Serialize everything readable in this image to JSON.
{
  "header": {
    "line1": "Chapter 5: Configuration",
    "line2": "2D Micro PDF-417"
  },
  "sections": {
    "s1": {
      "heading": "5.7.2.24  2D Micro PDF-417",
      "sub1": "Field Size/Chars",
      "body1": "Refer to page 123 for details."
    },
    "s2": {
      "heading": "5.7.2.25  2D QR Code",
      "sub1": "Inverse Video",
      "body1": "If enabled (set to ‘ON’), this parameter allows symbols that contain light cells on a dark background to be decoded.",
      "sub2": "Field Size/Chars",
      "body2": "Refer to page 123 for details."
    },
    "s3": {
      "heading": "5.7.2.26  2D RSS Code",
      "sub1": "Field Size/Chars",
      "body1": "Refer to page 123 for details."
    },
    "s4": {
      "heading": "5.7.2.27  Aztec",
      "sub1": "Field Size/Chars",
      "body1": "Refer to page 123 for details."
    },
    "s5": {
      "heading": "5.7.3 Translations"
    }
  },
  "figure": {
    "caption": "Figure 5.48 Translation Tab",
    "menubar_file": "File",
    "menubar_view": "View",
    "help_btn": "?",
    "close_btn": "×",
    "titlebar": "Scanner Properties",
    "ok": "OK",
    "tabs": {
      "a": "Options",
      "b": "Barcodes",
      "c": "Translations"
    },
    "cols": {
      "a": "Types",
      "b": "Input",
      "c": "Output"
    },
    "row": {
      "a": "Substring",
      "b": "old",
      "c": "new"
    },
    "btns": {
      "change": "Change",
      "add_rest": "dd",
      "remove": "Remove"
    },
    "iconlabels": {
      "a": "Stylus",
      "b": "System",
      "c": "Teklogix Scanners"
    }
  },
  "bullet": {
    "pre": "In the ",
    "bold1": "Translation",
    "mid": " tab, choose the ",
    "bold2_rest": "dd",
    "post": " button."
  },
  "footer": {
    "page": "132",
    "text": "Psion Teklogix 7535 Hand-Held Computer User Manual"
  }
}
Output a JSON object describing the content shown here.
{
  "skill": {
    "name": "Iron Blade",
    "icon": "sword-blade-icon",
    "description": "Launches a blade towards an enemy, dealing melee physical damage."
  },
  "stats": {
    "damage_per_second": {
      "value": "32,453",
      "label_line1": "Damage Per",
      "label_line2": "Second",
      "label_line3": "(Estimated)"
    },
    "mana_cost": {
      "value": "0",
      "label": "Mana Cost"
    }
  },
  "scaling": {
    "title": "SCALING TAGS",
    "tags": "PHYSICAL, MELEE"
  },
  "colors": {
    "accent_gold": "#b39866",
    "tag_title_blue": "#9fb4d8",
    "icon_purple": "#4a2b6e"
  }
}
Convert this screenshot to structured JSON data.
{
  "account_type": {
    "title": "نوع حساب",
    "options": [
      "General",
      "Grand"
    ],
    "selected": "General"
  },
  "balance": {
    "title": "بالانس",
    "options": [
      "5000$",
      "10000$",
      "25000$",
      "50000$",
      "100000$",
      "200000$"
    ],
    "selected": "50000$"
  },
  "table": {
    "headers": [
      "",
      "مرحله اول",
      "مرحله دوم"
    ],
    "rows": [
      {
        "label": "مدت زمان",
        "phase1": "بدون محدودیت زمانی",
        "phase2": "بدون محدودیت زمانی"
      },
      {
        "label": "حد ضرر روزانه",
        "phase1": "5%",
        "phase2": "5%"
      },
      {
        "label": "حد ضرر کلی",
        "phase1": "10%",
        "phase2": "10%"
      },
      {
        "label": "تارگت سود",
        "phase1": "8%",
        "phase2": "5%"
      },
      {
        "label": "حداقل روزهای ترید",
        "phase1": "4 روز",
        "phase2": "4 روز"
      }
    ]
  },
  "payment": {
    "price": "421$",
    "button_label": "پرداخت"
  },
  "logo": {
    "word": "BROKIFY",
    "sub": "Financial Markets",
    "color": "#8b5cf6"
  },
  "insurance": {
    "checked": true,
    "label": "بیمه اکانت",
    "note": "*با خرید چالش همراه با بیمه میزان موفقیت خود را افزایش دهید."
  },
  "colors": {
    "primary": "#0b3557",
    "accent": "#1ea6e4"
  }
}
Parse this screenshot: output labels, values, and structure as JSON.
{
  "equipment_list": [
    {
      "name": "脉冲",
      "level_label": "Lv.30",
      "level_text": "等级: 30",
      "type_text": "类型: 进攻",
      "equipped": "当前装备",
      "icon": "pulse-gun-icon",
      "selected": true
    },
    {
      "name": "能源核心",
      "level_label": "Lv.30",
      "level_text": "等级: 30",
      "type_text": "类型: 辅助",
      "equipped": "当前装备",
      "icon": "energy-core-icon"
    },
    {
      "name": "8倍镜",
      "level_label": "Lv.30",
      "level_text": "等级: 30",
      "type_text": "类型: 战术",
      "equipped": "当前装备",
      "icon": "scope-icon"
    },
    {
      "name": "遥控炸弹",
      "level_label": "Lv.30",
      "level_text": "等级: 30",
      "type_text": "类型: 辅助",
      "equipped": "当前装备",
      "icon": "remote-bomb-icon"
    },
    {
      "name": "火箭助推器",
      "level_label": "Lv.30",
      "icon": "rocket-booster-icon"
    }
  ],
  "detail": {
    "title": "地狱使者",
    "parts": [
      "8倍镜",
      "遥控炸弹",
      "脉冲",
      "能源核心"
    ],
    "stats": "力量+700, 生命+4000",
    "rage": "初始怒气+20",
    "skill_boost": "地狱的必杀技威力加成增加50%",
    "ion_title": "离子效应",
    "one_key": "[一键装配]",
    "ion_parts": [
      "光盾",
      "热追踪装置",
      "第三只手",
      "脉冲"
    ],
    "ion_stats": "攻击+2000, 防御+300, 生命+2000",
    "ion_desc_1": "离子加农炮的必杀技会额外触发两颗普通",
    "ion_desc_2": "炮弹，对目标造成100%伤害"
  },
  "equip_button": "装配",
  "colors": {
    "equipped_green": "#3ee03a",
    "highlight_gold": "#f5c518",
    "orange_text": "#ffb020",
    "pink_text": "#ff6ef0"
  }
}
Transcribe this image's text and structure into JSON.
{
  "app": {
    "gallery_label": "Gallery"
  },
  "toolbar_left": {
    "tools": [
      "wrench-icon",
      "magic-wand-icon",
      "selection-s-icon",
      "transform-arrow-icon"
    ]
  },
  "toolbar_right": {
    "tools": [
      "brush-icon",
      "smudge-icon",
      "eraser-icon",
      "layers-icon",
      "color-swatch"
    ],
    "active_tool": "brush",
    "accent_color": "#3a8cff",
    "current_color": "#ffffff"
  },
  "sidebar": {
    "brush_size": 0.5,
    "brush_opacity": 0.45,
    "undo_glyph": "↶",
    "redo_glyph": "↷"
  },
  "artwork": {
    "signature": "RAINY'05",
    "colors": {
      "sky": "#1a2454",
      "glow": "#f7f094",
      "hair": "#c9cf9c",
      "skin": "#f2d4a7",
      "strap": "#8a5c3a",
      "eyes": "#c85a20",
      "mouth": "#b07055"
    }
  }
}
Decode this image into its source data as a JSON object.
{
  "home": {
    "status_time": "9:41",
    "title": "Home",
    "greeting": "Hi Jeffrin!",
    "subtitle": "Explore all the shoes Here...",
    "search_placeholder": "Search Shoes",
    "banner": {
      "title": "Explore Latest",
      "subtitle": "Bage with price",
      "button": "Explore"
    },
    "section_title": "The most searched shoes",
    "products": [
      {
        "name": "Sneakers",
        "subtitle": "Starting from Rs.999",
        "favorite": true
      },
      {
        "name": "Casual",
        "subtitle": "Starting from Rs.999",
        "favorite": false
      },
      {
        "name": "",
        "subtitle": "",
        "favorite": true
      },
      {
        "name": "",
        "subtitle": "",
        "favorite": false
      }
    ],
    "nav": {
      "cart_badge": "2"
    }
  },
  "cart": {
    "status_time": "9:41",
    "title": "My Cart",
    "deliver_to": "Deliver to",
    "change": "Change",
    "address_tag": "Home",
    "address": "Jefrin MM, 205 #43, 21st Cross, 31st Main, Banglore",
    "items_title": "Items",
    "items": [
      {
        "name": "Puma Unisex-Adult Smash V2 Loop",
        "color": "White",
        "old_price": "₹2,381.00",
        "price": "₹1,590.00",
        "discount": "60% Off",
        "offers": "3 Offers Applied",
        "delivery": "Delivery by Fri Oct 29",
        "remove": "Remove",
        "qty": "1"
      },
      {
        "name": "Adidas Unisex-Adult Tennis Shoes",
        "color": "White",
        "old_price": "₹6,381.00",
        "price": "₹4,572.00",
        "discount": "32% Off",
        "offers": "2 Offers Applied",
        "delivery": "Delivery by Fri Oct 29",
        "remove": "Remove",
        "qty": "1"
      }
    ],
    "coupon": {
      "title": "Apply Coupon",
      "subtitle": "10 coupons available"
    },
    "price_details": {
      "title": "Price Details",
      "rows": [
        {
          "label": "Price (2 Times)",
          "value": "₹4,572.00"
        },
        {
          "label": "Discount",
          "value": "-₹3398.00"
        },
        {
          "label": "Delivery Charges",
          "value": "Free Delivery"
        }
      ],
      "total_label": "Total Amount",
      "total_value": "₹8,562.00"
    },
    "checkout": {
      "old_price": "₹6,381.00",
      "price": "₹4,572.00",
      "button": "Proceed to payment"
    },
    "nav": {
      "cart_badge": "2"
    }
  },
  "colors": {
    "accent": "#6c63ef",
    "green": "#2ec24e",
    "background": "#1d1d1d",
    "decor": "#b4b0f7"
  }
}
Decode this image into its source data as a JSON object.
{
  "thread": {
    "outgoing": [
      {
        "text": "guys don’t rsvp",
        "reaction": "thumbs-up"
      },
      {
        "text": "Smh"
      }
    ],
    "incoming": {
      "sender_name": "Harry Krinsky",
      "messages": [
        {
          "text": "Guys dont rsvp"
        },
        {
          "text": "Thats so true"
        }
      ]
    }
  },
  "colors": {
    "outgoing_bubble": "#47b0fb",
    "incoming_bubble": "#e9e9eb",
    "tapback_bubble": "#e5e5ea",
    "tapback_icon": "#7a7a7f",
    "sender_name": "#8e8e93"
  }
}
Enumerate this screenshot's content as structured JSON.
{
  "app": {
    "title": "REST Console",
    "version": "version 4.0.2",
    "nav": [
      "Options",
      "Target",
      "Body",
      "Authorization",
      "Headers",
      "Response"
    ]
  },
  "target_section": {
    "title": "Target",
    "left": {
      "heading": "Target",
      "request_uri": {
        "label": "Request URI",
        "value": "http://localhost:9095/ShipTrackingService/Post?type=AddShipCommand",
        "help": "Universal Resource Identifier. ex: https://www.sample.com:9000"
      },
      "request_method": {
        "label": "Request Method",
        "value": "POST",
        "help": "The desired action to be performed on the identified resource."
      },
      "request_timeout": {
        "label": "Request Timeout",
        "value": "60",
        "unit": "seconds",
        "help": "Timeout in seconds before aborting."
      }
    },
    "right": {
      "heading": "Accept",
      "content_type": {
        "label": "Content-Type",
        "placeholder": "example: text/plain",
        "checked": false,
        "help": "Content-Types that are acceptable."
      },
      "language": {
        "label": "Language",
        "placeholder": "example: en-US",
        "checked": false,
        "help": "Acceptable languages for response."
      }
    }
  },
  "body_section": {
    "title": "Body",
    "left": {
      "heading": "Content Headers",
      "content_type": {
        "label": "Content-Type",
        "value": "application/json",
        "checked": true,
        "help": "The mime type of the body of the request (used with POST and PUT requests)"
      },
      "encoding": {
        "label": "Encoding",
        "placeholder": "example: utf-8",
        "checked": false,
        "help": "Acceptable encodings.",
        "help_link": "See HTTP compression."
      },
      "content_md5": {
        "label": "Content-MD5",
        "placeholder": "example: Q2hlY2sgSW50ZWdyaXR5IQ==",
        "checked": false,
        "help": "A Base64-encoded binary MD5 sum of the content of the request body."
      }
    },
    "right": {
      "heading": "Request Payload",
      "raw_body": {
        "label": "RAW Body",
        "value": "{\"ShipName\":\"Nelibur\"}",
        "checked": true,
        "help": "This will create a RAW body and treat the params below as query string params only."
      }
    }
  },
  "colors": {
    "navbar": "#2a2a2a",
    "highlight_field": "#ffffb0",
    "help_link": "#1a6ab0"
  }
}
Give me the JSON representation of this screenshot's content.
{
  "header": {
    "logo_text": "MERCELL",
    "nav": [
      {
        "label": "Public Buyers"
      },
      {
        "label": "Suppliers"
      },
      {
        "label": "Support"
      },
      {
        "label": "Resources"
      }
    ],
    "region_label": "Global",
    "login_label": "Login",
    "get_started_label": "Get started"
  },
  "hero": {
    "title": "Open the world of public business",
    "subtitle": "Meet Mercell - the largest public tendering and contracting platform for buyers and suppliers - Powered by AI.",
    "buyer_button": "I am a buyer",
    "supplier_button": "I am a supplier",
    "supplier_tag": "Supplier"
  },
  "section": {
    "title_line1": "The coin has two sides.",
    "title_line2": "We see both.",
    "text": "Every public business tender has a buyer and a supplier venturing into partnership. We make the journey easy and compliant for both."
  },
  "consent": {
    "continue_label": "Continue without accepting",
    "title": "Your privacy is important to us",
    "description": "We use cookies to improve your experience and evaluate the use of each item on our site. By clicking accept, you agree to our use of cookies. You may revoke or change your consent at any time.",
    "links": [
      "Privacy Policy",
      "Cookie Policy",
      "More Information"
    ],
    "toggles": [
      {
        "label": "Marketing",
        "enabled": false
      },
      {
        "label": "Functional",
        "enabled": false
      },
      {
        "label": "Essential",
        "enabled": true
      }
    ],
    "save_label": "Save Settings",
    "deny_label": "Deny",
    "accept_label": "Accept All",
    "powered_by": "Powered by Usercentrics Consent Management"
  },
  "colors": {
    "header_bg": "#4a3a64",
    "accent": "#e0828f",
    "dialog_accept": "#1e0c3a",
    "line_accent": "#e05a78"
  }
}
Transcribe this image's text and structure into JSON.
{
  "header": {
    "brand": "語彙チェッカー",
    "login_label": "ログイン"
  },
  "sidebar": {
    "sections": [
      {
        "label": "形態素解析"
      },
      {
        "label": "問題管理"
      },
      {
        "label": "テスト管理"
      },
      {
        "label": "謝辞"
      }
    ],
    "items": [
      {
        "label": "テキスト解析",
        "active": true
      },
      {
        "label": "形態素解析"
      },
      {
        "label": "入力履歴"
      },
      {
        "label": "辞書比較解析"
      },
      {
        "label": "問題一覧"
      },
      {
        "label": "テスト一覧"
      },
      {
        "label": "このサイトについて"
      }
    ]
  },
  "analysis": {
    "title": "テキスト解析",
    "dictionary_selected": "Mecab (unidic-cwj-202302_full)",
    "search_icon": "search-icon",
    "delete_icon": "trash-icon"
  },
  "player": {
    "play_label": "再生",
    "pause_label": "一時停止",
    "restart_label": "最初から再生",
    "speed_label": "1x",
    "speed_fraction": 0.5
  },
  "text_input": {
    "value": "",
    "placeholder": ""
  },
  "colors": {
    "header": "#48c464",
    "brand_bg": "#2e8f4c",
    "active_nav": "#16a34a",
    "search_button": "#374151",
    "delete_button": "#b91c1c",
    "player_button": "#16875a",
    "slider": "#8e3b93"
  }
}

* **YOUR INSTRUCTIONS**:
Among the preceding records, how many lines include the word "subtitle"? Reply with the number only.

* **SOLUTION**:
8